■ TASK OBJECTIVE ■
Show each line of the entries below in which the word "zadaniach" appears.

■ SUPPLIED RECORDS ■
- Opening Delimiter -

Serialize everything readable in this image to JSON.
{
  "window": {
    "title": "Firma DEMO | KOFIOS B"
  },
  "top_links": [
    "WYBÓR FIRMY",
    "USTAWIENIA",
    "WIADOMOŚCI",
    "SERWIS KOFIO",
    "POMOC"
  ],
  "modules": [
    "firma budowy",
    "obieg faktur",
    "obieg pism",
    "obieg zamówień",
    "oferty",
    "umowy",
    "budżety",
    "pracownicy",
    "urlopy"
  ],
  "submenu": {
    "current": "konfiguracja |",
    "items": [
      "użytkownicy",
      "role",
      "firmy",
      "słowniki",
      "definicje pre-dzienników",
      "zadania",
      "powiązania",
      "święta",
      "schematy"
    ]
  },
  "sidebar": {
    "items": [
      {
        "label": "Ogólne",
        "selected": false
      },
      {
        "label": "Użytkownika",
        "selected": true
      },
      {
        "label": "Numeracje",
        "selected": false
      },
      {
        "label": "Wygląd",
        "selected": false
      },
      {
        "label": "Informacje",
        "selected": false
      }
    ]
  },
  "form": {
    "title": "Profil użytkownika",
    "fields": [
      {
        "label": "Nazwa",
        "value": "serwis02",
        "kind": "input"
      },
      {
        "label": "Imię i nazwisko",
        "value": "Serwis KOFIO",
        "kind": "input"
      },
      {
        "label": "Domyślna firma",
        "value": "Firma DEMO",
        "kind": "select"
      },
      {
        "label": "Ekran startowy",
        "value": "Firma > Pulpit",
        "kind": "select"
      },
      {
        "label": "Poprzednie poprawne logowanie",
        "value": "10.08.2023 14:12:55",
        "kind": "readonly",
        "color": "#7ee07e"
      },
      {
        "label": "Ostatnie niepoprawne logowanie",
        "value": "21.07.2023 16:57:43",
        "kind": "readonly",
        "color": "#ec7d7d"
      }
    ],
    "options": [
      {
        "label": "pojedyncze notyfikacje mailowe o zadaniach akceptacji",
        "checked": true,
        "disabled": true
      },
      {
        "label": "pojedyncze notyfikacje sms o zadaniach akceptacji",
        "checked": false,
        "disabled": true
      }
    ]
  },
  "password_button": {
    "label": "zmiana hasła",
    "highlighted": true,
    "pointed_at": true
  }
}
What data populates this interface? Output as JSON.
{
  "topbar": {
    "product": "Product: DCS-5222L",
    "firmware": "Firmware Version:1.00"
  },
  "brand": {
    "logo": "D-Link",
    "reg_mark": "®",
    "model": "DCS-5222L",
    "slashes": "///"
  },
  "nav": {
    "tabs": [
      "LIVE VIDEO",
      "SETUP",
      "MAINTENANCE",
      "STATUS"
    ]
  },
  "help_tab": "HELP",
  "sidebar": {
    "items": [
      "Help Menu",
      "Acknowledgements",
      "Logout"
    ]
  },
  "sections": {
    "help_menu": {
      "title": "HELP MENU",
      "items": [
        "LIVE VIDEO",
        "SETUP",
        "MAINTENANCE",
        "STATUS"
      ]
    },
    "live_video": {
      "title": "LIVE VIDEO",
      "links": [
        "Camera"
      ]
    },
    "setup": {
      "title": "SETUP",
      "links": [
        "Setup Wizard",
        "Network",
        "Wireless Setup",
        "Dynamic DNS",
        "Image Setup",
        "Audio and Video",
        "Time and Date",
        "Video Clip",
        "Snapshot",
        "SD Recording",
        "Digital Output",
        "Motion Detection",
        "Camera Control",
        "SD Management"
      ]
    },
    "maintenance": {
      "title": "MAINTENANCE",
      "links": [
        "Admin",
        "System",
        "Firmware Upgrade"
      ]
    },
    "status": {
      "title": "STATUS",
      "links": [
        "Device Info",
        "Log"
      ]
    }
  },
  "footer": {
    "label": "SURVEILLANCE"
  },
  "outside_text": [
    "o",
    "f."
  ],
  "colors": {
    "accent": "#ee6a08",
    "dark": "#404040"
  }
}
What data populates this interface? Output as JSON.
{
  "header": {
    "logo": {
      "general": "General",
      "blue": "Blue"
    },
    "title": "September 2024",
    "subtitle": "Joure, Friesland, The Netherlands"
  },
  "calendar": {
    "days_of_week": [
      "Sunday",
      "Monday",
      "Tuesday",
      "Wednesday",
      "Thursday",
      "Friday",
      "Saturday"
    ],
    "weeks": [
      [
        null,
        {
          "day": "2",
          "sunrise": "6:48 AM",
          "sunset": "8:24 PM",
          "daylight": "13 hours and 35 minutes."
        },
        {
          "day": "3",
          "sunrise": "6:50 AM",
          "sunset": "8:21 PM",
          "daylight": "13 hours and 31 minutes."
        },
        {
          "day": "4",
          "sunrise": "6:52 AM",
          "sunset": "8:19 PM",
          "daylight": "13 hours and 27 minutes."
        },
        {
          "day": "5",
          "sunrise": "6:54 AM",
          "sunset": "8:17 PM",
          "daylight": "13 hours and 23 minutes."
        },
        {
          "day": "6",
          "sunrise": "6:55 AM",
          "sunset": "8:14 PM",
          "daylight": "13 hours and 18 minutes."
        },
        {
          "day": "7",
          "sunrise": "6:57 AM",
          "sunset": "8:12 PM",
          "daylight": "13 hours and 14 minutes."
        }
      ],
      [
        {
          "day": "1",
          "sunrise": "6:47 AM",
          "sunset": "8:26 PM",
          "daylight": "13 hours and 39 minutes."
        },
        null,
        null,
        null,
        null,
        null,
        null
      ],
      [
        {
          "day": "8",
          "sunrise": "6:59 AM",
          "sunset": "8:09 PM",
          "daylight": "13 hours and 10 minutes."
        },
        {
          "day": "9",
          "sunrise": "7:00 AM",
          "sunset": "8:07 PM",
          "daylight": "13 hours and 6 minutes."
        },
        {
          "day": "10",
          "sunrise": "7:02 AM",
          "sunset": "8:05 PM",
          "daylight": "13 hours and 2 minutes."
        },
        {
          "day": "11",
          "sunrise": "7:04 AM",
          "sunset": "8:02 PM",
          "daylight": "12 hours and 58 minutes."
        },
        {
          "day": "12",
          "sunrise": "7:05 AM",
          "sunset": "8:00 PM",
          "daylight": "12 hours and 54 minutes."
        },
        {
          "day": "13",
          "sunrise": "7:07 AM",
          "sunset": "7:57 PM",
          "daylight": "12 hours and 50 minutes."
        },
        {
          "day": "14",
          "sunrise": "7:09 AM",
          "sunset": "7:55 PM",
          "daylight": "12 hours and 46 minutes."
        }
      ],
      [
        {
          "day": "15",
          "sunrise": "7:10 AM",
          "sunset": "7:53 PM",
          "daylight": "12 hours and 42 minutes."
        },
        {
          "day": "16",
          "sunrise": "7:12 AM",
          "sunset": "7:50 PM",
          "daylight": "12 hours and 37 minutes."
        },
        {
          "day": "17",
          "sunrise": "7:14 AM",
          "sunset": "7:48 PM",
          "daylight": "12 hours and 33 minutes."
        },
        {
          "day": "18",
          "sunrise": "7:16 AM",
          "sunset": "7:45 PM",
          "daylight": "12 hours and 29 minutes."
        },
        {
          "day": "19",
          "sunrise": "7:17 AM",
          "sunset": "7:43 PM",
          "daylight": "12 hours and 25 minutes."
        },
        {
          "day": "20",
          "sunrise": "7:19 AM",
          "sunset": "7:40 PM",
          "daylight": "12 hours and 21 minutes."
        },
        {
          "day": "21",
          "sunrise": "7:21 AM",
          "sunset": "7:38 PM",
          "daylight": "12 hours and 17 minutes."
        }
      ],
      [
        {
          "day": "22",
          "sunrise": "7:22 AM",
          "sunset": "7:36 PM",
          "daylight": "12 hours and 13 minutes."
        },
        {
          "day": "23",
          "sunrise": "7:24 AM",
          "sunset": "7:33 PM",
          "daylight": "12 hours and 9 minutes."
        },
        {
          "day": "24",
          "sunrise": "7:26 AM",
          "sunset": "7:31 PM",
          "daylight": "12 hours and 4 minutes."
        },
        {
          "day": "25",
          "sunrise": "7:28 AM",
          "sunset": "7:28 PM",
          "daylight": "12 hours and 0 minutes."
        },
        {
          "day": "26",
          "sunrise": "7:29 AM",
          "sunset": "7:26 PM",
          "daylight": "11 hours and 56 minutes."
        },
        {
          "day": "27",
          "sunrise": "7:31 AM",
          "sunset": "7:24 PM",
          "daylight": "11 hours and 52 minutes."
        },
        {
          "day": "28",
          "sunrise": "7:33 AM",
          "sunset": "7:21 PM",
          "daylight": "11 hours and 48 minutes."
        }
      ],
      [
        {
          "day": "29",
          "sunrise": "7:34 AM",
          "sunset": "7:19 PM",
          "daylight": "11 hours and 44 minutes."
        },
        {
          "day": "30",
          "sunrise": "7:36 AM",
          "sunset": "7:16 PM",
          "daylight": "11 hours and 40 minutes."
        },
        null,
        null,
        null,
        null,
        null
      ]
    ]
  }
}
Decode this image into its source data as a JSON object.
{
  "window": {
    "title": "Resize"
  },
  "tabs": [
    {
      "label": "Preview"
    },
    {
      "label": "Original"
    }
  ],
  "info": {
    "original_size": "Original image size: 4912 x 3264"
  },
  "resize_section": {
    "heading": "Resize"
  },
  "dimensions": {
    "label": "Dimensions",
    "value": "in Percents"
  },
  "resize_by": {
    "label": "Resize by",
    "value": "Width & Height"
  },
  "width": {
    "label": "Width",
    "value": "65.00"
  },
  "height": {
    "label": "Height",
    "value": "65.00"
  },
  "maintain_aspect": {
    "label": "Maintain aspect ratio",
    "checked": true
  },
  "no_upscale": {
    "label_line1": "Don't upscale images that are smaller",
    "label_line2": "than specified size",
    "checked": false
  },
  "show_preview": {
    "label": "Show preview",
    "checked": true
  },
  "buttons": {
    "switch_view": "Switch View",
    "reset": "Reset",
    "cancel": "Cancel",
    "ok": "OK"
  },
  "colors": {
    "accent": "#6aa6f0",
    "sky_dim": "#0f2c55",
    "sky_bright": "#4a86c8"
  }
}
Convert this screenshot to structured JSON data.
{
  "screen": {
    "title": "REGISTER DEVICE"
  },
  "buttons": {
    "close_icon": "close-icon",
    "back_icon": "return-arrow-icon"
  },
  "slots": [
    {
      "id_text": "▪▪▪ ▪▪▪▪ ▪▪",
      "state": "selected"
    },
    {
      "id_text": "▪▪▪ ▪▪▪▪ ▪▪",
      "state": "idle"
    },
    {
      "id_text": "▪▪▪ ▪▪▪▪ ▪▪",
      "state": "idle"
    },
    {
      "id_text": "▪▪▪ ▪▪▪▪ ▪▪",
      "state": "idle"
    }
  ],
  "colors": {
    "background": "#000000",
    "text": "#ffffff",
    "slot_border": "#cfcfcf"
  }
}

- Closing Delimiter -

■ TASK ANSWER ■
        "label": "pojedyncze notyfikacje mailowe o zadaniach akceptacji",
        "label": "pojedyncze notyfikacje sms o zadaniach akceptacji",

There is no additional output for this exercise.